    Opportunities for Foreign Insurers”.
    Published in August 2014, “The Insurance Industry in Zambia, Key Trends
    and Opportunities to 2018″ is a 145 pages market research report that
    says Zambia ranks among the top 15 fastest-growing economies globally,
    and its economy continues to be strong, with the country having achieved
    middle income status in 2011. Zambia’s economy grew at a CAGR of 14.9%
    during the review period, and is estimated to grow by 7.1% in 2014. Led
    by relatively stable economic growth and a progressive regulatory
    environment, the country’s insurance industry registered strong growth
    during the review period, driven primarily by the non-life segment,
    which accounted for 63.7% of the industry’s gross written premium value
    in 2013. Gross written premium grew at a review-period CAGR of 15.6%,
    and is projected to grow at a CAGR of 13.9% over the forecast period. A
    number of insurance companies entered the industry, attracted by the
    positive growth potential and low penetration rate, which stood at 1.37%
    in 2012, compared with the African average of 3.65%. Complete report is

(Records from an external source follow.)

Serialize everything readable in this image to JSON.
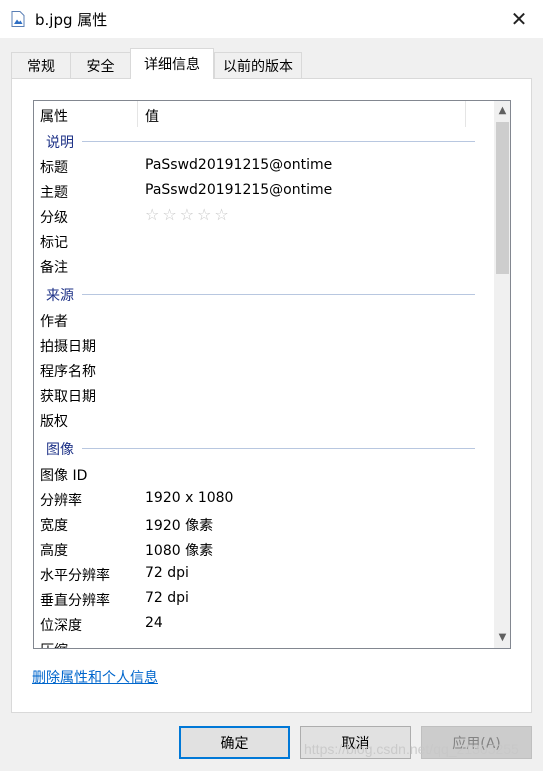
{
  "window": {
    "title": "b.jpg 属性",
    "icon": "image-file-icon"
  },
  "tabs": [
    {
      "label": "常规"
    },
    {
      "label": "安全"
    },
    {
      "label": "详细信息",
      "active": true
    },
    {
      "label": "以前的版本"
    }
  ],
  "list": {
    "col_property": "属性",
    "col_value": "值",
    "groups": {
      "description": "说明",
      "origin": "来源",
      "image": "图像"
    },
    "rows": {
      "title_label": "标题",
      "title_value": "PaSswd20191215@ontime",
      "subject_label": "主题",
      "subject_value": "PaSswd20191215@ontime",
      "rating_label": "分级",
      "rating_stars": "☆☆☆☆☆",
      "rating_value": 0,
      "tags_label": "标记",
      "comments_label": "备注",
      "author_label": "作者",
      "date_taken_label": "拍摄日期",
      "program_label": "程序名称",
      "date_acquired_label": "获取日期",
      "copyright_label": "版权",
      "image_id_label": "图像 ID",
      "dimensions_label": "分辨率",
      "dimensions_value": "1920 x 1080",
      "width_label": "宽度",
      "width_value": "1920 像素",
      "height_label": "高度",
      "height_value": "1080 像素",
      "hres_label": "水平分辨率",
      "hres_value": "72 dpi",
      "vres_label": "垂直分辨率",
      "vres_value": "72 dpi",
      "bitdepth_label": "位深度",
      "bitdepth_value": "24",
      "compression_label": "压缩"
    }
  },
  "remove_link": "删除属性和个人信息",
  "buttons": {
    "ok": "确定",
    "cancel": "取消",
    "apply": "应用(A)"
  },
  "watermark": "https://blog.csdn.net/qq_21305255",
  "colors": {
    "link": "#0066cc",
    "group_header": "#1e3287",
    "accent": "#0078d7"
  }
}
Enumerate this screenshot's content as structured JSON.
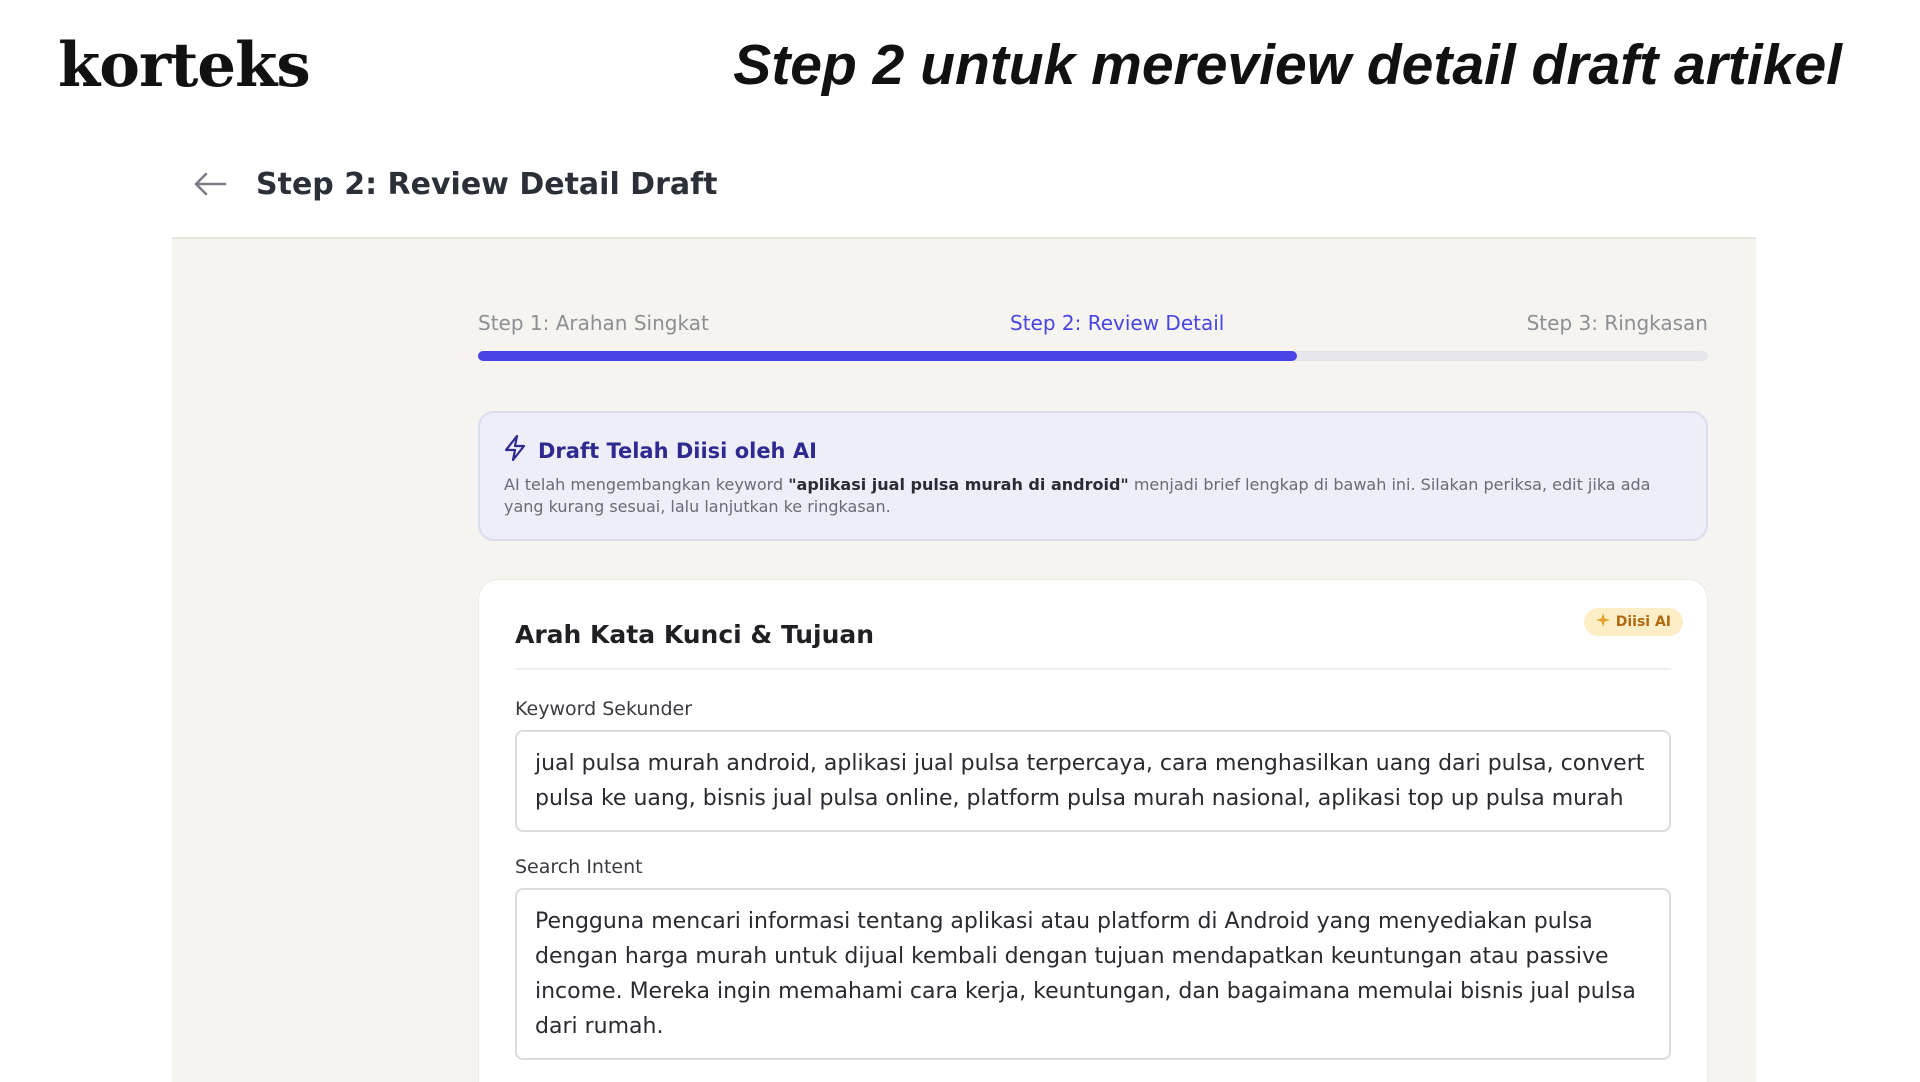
{
  "brand": "korteks",
  "headline": "Step 2 untuk mereview detail draft artikel",
  "page": {
    "back_icon": "arrow-left-icon",
    "title": "Step 2: Review Detail Draft"
  },
  "steps": [
    {
      "label": "Step 1: Arahan Singkat"
    },
    {
      "label": "Step 2: Review Detail"
    },
    {
      "label": "Step 3: Ringkasan"
    }
  ],
  "progress": 0.666,
  "colors": {
    "accent": "#4b43e3",
    "notice_bg": "#eeeef8",
    "badge_bg": "#fdeec8"
  },
  "ai_notice": {
    "icon": "lightning-icon",
    "title": "Draft Telah Diisi oleh AI",
    "text_before": "AI telah mengembangkan keyword ",
    "keyword": "\"aplikasi jual pulsa murah di android\"",
    "text_after": " menjadi brief lengkap di bawah ini. Silakan periksa, edit jika ada yang kurang sesuai, lalu lanjutkan ke ringkasan."
  },
  "card": {
    "title": "Arah Kata Kunci & Tujuan",
    "badge": "Diisi AI",
    "badge_icon": "sparkle-icon",
    "fields": [
      {
        "label": "Keyword Sekunder",
        "value": "jual pulsa murah android, aplikasi jual pulsa terpercaya, cara menghasilkan uang dari pulsa, convert pulsa ke uang, bisnis jual pulsa online, platform pulsa murah nasional, aplikasi top up pulsa murah"
      },
      {
        "label": "Search Intent",
        "value": "Pengguna mencari informasi tentang aplikasi atau platform di Android yang menyediakan pulsa dengan harga murah untuk dijual kembali dengan tujuan mendapatkan keuntungan atau passive income. Mereka ingin memahami cara kerja, keuntungan, dan bagaimana memulai bisnis jual pulsa dari rumah."
      }
    ]
  }
}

    available at
    Another 146 pages research “The Insurance Industry in Bermuda, Key
    Trends and Opportunities to 2018″ published in Aug 2014 says that
    despite continued low investment yields and moderate economic growth in
    Europe and the US, Bermuda’s insurance industry continued to thrive in
    2013. Gross written premium increased at a rate of 7.4% from 2009 to
    2013. The growth was primarily driven by low losses from catastrophes
    and proper reserve development in 2012. As a result, leading industry
    participants recorded a significant improvement in combined ratio,
    depicting strong underwriting performance which in turn supported their
    risk-adjusted capitalization. Complete report is available at
    Explore more reports on banking and financial services industries at .

    Source: Emerging Insurance Markets – Cambodia, Cuba, Myanmar – Forecasts
    and Industry Insights for Foreign Insurers: –
    Yahoo Finance Canada –